    Things are getting hotter, and we want you to enjoy it!

     

     

  • Acupuncture & Herbs for Prenatal Care

    by Anna Pyne, L.Ac., MSOM, FABORM

    Acupuncture and herbs can help mitigate or completely resolve many signs and symptoms associated with pregnancy during all trimesters. I have treated numerous patients for nausea, vomiting, headaches, any type of pain, skin problems, lung issues, depression, anxiety, miscarriage prevention, placenta previa, swelling, labor preparation, hemorrhoids, and constipation. The frequency and duration of acupuncture treatments will vary depending upon which ailment we are focused on and its severity.
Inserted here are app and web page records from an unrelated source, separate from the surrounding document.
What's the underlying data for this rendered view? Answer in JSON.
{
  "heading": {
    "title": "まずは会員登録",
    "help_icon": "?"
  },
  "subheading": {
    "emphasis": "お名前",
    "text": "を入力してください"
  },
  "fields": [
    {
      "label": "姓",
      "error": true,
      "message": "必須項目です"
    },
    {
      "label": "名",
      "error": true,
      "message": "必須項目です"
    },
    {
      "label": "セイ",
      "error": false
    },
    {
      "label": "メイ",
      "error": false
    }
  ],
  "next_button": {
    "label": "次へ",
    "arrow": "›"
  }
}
Another wonderful attribute to acupuncture therapy is you know that it is a safe and natural treatment. It can be used alone or in combination with a medication to help reduce the frequency and intensity of the problem. Current research supports acupuncture’s efficacy with helping treat depression*, nausea and vomiting**, and labor preparation*** to name a few. I do recommend herbs as needed, in conjunction with acupuncture when necessary. Both acupuncture and herbs can be used together or separately, as each is its own stand alone therapy.

    For current patients, please feel free to contact Anna or your practitioner via email with any questions you may have regarding treatment during pregnancy.

    For new patients, to make an appointment for acupuncture please call the office at (312)321-0004 or click this link to book now with Mind Body Online at your convenience. Please make sure to complete your intake form online prior to your appointment here .

    Acupuncture for Depression: * https://www.ncbi.nlm.nih.gov/pubmed/20177281

    Acupuncture for Nausea and Vomiting: ** https://www.uptodate.com/contents/nausea-and-vomiting-of-pregnancy-beyond-the-basics/abstract/2?utdPopup=true

    Acupuncture for Labor Preparation: *** https://www.ncbi.nlm.nih.gov/pubmed/9692336